When Kulishji attained the age of sixty on March 20, 1986 he decided to relinquish his position as the editor bidding ‘namaskar’ to his readers in his column. But he had not taken a back seat; he just wanted to switch tracks to undertake an in depth study of the Vedas, the treasure of ancient wisdom. He travelled around the world addressing Indologists and Vedic scholars. He gave talks at the universities of Bonn and Hamburg, the Institute of Indology in Frankfurt and the International Forum for a Better World, Cologne. His talks had also been serialized by the BBC, Voice of America and Voice of Germany. Kulishji was credited with having brought Pandit Madhusudan Ojha’s work to light. He not only publicized Pandit Ojha’s books through a series of scholarly articles on them but also wrote copiously in the language of the people. It was on account of his missionary zeal that Pandit Ojha’s legacy could be brought to light. Rajasthan Patrika has so far published 60 books on the Vedas under his direct guidance.
The story of the life of Shri Karpoor Chand ‘Kulish’ is a saga of courage, fearlessness, candor and determination. He was a beacon of hope for those who wanted to achieve success in life.

Pandit Devidutt Sharma Chaturvedi

Pandit Devidutt Sharma, the son of an illustrious scholar Mahamahopadyaya Pandit Girdhar Sharma Chaturvedi, has inherited the scholarly genius that distinguished his family from others. When he was just eight years old, he underwent Yagnopavit Samskar, a ceremony of giving a sacred thread to a young boy to wear for the first time in life. This ceremony of Yagnopavit was attended by Pandit Madhusudan Ojha as well. As a child he was admitted in a Sanskrit school. He also received regular lessons from his father at home. He was subjected to rigorous religious discipline by his father which included a thousand recitations of Gayatri Mantra very early in the morning every day. He passed Upadhyay Examination which included the study of Sidhant Kaumudi and Nyaya Muktavali. When he was doing Shastri at Sanskrit College, he had the opportunity to study Patanjali Mahabhashya and other analytical treatises on Sanskrit grammar. He left the college and continued the study of the ancient treatises under the guidance of his father. For four years he had a thorough study of such treatises as Sankhya, Yoga, Darshan, Ved, Nirukt, Kavya Prakash, Kuvalayanand.
Later, he moved to Kashi now Varanasi, the seat of learning, when his father left Jaipur and settled there. The greatest advantage of his stay at Kashi was that he had an opportunity to listen to the conversations between his father and the legendary scholar Mahamahopadhyay Kaviraj Gopinath every Sunday. Besides, he spent two and a half hours every Sunday to study Mantra Shastra which gave him an insightful understanding of the profundity of Indian cultural heritage.
Later in the eighties he came into contact with Shri Karpoor Chandra ‘Kulish’ who encouraged him to translate the Vedic treatises authored by Pandit Madhusudan Ojha in Hindi.
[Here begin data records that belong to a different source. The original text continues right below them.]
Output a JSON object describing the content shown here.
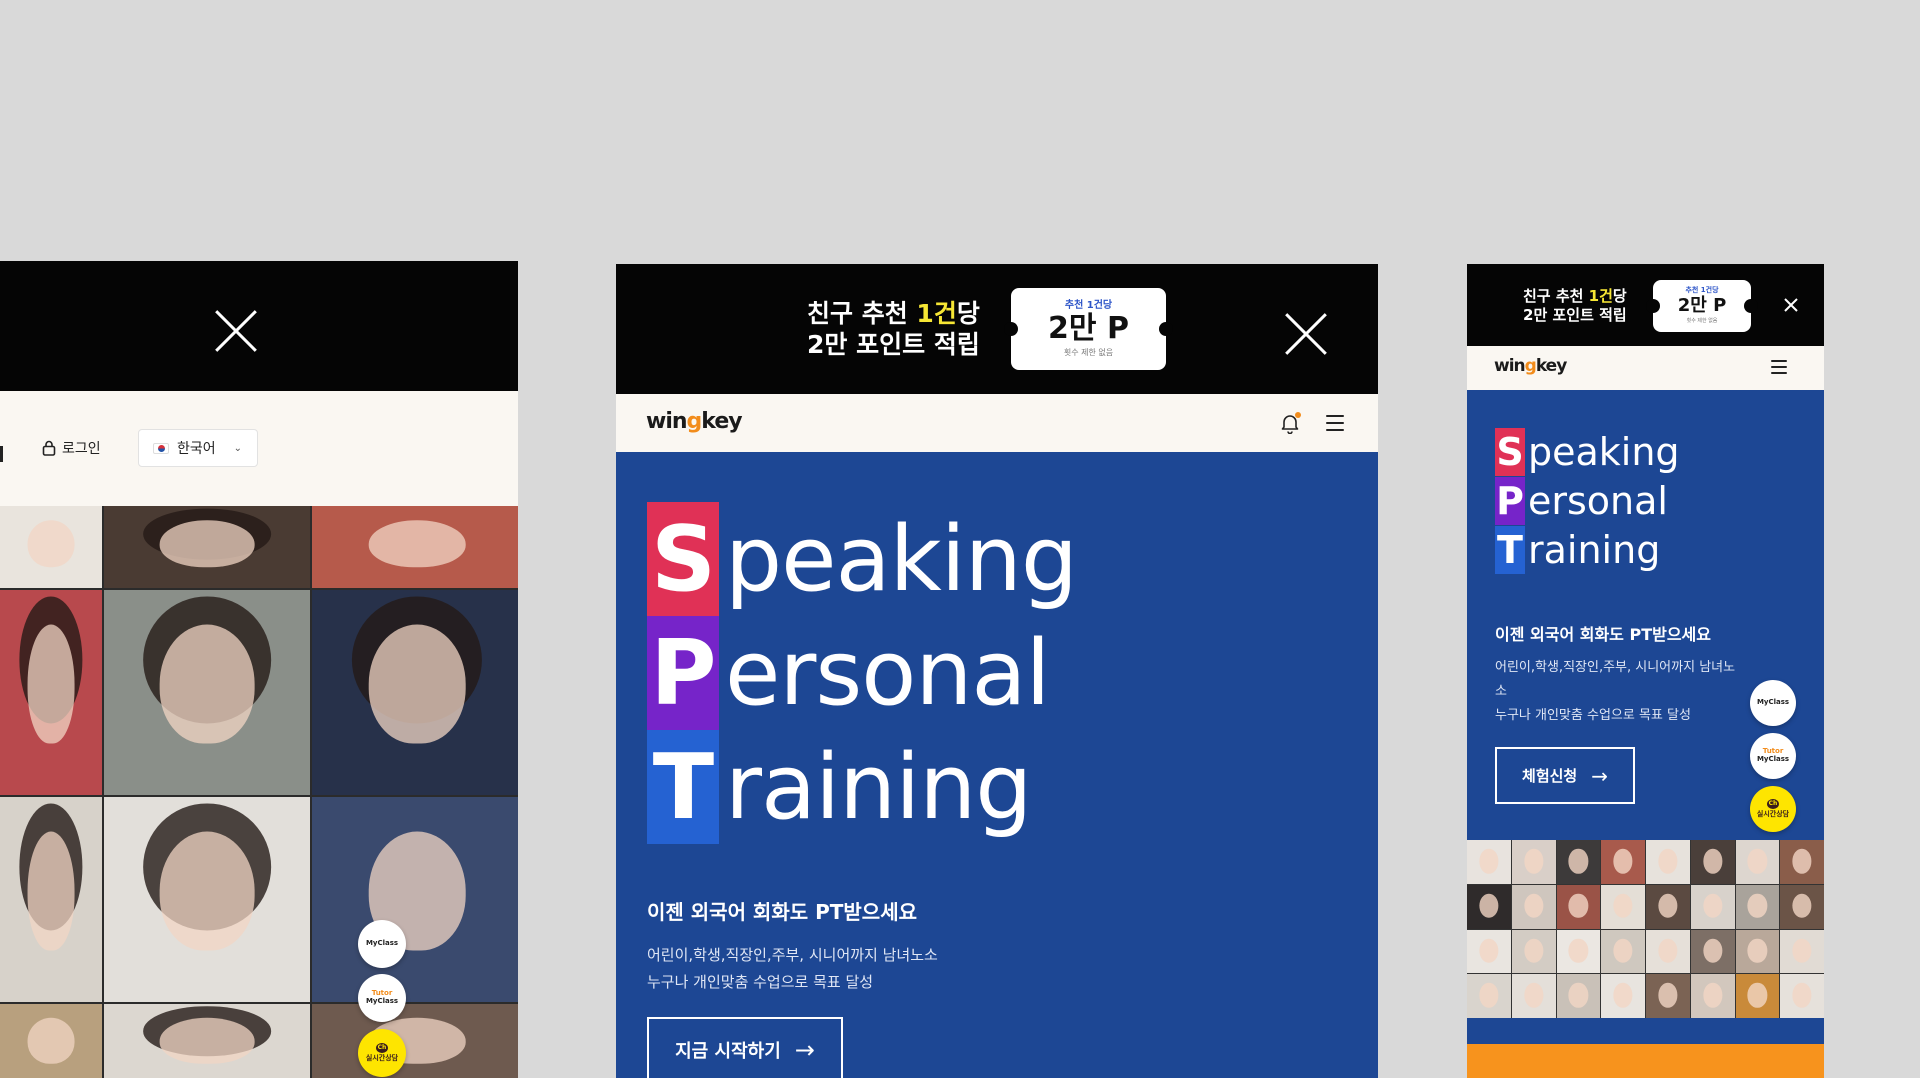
{
  "promo": {
    "line1_prefix": "친구 추천 ",
    "line1_highlight": "1건",
    "line1_suffix": "당",
    "line2": "2만 포인트 적립",
    "ticket_top": "추천 1건당",
    "ticket_big": "2만 P",
    "ticket_small": "횟수 제한 없음"
  },
  "header": {
    "logo_a": "win",
    "logo_g": "g",
    "logo_b": "key",
    "login": "로그인",
    "language": "한국어"
  },
  "hero": {
    "cap_s": "S",
    "rest_s": "peaking",
    "cap_p": "P",
    "rest_p": "ersonal",
    "cap_t": "T",
    "rest_t": "raining",
    "subtitle": "이젠 외국어 회화도 PT받으세요",
    "desc_line1": "어린이,학생,직장인,주부, 시니어까지 남녀노소",
    "desc_line2": "누구나 개인맞춤 수업으로 목표 달성",
    "desc_line1_mobile": "어린이,학생,직장인,주부, 시니어까지 남녀노소",
    "desc_line2_mobile": "누구나 개인맞춤 수업으로 목표 달성",
    "cta_tablet": "지금 시작하기",
    "cta_mobile": "체험신청"
  },
  "floating": {
    "myclass": "MyClass",
    "tutor": "Tutor",
    "tutor_myclass": "MyClass",
    "kakao": "실시간상담",
    "kakao_badge": "Ch"
  },
  "colors": {
    "background": "#d9d9d9",
    "hero_blue": "#1d4794",
    "cap_s": "#e03156",
    "cap_p": "#7624c9",
    "cap_t": "#2562d2",
    "promo_highlight": "#f6e634",
    "accent_orange": "#f28c1b",
    "kakao_yellow": "#fee500"
  },
  "icons": {
    "close": "close-icon",
    "bell": "bell-icon",
    "menu": "hamburger-menu-icon",
    "lock": "lock-icon",
    "flag": "korea-flag-icon",
    "chevron": "chevron-down-icon",
    "arrow": "arrow-right-icon"
  }
}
The following books of Pt. Ojha have been translated by Pandit Devidutt Chatruvedi :

  1. Brahm Sidhant
  2. Jagadguru Vaibhavam
  3. Pitra Samiksha
  4. Bhagvat Gita ka Vigyanmay Rahasya Kand
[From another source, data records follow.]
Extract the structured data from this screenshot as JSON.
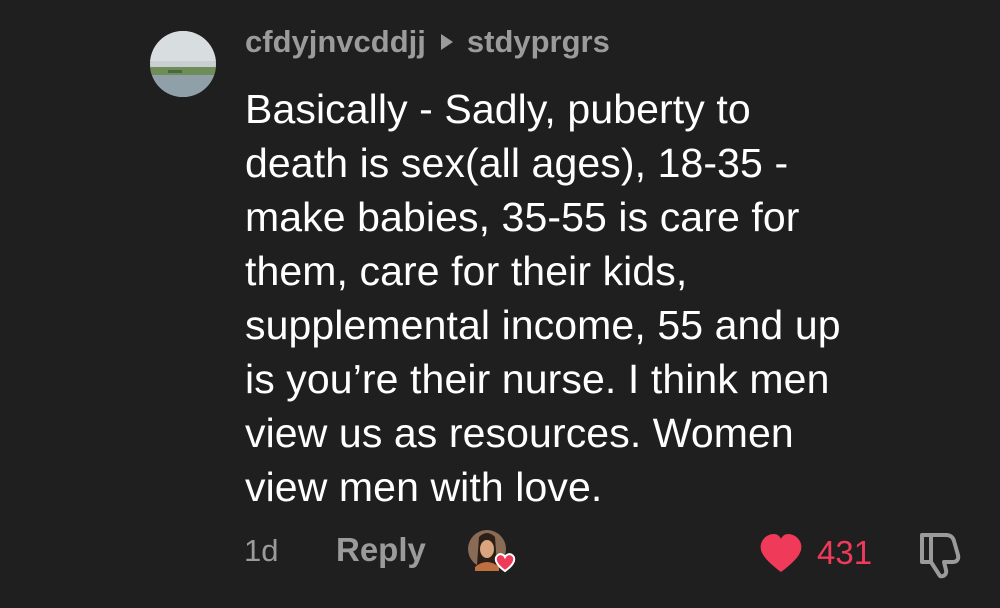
{
  "comment": {
    "author": "cfdyjnvcddjj",
    "reply_to": "stdyprgrs",
    "text": "Basically - Sadly, puberty to\ndeath is sex(all ages), 18-35 -\nmake babies, 35-55 is care for\nthem, care for their kids,\nsupplemental income, 55 and up\nis you’re their nurse. I think men\nview us as resources. Women\nview men with love.",
    "time": "1d",
    "reply_label": "Reply",
    "like_count": "431",
    "liked": true
  },
  "colors": {
    "background": "#1f1f1f",
    "muted_text": "#9b9b9b",
    "like_red": "#f03a5a"
  },
  "icons": {
    "reply_arrow": "triangle-right-icon",
    "heart": "heart-icon",
    "dislike": "thumbs-down-icon"
  }
}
These books have been published by Rajasthan Patrika. The Hindi renderings of Pandit Ojha’s books elucidating the scientific aspects of Vedas by Pandit Devidutt Sharma Chaturvedi speak volumes of his erudition and deep study. He passed away at age 92 but even during his advanced age at around 90 he exuded refulgence and continued his studies.